4.4 PAYLOADS INTEGRATION Delivery of cargo for SPS assembly must be phased properly with the demand rates for construction materials. The problem is made more difficult by the volume and mass constraints of any ELV inasmuch as certain hardware elements are of some minimum irreducible size and others of very low density. Analysis of the SPS components point immediately to the microwave (MW) antenna subarray panels with a packaging density of 4 kg/m3 ( 0.25 lb/ft^). For the MW antenna concept described in Section 3, each 30-m by 30-m subarray section is comprised of nine 10-m by 10-m subarrays panels, and each subarray contains fifty 1-m by 2-m RCR's. For purposes of minimizing on-orbit installation, assembly and checkout operations, every attempt should be pursued in integrating the largest dimension possible of the MW antenna panels. This was the approach taken in sizing the cargo bay for the selected reference ELV. Figure 4.4-1 illustrates the dimensions chosen as representative of the reference ELV payload compartment. For a payload of 91,000 kg, a packaging density of 50.5 kg/m3 (3.2 lb/ft3) results. Calculations were made of the MW antenna subarray panels with amplitrons attached and an average payload packaging arrangement could be achieved as shown. This, of course, is a "mixed" cargo integrated with either structures materials or with 25-m long rolls of solar blankets and reflectors. Of the 300 OTV cargo flights required, 240 required different cargo materials to be integrated with the low-density MW antenna elements. This is reflected in Figure 4.4-2, which shows the cumulative cargo delivered over the 75-day period starting with activation of the structures base. Many iterations were required between construction sequencing and cargo traffic models before acceptable results were obtained. In terms of supply and demand of cargo materials, the traffic model shown in Figure 4.4-3 ultimately evolved.

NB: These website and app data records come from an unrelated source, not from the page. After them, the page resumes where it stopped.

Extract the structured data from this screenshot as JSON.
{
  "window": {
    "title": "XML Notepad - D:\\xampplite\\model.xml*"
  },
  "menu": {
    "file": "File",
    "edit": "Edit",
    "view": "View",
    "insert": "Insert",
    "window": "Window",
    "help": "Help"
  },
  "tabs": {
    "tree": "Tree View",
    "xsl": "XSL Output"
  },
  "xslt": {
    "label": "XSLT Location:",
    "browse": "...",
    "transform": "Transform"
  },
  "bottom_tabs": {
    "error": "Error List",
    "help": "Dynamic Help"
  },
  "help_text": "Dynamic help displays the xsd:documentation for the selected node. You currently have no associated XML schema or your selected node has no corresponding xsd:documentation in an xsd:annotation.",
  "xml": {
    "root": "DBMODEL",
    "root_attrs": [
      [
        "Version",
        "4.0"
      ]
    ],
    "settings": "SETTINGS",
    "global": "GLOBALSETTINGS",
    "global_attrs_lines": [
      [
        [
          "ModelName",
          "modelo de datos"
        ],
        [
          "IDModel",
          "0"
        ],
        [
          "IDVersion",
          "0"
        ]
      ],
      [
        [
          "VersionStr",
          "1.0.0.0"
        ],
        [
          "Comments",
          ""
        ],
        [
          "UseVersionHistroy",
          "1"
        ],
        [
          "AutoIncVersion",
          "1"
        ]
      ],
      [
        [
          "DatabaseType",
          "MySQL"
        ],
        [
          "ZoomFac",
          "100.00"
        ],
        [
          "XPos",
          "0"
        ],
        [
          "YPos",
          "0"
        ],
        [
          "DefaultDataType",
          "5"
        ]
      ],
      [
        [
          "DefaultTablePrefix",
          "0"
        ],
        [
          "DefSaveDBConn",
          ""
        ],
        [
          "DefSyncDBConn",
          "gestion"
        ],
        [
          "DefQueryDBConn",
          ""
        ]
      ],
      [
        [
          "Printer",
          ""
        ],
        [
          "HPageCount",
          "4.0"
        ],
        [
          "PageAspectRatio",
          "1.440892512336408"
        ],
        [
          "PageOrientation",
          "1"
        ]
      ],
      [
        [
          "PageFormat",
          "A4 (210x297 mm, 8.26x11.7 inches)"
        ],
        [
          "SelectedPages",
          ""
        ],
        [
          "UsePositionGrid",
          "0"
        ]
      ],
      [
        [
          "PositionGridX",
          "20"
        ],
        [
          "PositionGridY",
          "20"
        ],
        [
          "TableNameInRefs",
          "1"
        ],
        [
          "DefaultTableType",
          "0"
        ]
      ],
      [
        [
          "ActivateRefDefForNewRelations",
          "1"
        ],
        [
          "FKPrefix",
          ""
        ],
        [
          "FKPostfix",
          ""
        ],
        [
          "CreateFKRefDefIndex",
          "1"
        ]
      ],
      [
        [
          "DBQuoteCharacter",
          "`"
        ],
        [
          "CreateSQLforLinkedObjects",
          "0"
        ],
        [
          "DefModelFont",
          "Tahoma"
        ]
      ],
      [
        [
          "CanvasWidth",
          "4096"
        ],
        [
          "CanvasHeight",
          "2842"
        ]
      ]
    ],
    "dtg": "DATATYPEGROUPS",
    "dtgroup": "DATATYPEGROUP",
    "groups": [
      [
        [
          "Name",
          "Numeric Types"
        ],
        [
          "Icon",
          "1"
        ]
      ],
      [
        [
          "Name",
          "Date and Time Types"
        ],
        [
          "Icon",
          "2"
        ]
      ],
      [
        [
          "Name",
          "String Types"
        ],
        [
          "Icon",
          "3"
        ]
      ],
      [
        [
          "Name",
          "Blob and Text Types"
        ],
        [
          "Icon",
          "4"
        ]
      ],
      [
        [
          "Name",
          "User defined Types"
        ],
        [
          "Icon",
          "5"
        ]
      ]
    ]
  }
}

It should be noted that the supply lines exceed the demand with sufficient margin to account for operational delays as they occur. i Figure 4.4-1. Payload Integration 151